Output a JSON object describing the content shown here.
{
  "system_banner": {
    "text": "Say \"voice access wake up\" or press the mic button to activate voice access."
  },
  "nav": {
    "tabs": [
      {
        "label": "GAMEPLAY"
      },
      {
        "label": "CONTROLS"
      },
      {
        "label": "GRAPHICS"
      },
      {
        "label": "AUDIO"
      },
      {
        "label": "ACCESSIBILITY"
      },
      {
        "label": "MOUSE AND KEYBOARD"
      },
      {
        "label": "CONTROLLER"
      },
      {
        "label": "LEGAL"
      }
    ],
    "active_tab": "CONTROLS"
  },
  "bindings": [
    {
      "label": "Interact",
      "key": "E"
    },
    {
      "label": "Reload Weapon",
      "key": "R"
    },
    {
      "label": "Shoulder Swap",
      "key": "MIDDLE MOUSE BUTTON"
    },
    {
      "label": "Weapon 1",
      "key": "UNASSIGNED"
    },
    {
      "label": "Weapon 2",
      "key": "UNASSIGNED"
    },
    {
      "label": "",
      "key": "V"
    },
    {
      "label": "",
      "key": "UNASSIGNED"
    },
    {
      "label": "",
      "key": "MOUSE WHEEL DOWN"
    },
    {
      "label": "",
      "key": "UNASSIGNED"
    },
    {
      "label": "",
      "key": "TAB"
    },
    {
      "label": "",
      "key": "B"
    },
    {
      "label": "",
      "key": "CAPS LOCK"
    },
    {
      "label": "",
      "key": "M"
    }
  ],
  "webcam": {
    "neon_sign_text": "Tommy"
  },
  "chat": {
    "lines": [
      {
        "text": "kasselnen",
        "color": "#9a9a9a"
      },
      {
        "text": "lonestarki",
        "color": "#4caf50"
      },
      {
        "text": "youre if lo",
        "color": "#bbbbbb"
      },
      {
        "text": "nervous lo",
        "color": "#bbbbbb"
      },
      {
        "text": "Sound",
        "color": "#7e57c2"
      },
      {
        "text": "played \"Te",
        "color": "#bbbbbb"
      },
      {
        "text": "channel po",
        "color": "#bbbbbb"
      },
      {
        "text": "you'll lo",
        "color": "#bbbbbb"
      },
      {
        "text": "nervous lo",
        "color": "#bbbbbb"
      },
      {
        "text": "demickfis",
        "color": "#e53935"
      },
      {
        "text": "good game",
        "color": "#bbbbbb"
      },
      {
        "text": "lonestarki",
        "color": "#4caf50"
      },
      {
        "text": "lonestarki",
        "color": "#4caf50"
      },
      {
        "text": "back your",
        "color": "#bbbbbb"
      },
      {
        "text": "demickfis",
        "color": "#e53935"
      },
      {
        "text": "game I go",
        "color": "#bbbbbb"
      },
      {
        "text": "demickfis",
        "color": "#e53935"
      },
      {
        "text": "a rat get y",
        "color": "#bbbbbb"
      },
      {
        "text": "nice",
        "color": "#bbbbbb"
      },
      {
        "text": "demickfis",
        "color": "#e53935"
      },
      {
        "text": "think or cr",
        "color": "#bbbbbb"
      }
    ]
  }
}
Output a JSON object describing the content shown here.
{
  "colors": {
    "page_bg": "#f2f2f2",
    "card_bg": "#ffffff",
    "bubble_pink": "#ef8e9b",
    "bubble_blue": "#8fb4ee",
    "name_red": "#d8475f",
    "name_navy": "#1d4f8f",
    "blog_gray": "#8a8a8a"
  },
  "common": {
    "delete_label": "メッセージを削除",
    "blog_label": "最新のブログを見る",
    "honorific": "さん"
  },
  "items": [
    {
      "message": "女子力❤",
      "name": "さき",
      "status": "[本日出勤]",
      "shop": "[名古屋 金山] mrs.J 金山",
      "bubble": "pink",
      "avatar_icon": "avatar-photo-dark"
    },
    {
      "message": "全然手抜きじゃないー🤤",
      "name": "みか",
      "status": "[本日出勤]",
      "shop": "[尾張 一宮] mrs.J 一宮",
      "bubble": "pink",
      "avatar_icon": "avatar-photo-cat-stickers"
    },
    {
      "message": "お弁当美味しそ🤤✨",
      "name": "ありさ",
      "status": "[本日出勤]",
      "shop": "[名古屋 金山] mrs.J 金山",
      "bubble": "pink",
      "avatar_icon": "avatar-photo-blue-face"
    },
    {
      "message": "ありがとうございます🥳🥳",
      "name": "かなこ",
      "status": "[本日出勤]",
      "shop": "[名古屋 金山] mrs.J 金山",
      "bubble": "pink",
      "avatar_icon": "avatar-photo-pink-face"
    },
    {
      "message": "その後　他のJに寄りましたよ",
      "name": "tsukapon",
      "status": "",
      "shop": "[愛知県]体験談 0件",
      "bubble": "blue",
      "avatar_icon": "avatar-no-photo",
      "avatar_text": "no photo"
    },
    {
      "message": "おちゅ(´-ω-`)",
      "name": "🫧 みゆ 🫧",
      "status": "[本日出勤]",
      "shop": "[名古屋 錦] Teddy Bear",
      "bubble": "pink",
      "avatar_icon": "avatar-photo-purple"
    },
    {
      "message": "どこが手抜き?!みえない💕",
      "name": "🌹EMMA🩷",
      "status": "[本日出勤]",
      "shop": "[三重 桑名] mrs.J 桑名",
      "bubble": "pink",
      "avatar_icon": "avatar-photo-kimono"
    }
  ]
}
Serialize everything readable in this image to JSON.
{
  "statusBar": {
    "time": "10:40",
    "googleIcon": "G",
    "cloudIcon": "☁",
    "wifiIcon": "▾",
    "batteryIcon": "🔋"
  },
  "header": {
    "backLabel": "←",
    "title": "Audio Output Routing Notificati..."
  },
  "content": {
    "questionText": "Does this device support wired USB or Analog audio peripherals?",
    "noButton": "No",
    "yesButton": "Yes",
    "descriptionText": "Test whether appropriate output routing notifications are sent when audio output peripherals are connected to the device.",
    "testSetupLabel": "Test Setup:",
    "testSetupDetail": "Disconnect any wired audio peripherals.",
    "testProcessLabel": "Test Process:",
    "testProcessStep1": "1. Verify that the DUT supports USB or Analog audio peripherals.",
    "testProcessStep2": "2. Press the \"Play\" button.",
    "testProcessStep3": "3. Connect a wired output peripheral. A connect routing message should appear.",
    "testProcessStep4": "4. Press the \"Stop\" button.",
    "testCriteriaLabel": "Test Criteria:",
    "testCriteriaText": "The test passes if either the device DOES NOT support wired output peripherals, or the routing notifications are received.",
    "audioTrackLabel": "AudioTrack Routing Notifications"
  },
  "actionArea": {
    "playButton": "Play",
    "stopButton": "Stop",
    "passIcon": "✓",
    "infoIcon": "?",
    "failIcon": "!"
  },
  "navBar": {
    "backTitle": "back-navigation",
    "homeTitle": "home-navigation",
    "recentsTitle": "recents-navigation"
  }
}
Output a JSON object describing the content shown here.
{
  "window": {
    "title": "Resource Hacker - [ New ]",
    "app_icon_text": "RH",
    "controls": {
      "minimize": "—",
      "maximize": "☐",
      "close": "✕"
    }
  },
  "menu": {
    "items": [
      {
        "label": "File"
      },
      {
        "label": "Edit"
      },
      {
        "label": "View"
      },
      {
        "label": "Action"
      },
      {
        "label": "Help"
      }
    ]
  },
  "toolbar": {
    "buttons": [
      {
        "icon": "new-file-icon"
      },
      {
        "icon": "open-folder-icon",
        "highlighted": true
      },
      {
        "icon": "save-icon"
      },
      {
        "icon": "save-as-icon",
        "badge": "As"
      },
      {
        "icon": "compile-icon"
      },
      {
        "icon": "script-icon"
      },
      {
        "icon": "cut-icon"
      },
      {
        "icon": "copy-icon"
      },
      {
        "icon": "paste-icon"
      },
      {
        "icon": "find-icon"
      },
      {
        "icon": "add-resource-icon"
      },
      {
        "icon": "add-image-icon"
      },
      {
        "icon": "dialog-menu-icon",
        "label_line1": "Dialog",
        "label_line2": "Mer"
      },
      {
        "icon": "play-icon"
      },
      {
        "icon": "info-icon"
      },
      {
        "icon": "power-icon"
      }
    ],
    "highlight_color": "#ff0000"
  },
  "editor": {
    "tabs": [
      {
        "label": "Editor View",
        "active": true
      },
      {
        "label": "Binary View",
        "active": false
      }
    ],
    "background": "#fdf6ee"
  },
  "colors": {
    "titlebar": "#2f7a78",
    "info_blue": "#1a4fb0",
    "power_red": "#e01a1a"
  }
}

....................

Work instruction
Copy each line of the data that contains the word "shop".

Task response
      "shop": "[名古屋 金山] mrs.J 金山",
      "shop": "[尾張 一宮] mrs.J 一宮",
      "shop": "[名古屋 金山] mrs.J 金山",
      "shop": "[名古屋 金山] mrs.J 金山",
      "shop": "[愛知県]体験談 0件",
      "shop": "[名古屋 錦] Teddy Bear",
      "shop": "[三重 桑名] mrs.J 桑名",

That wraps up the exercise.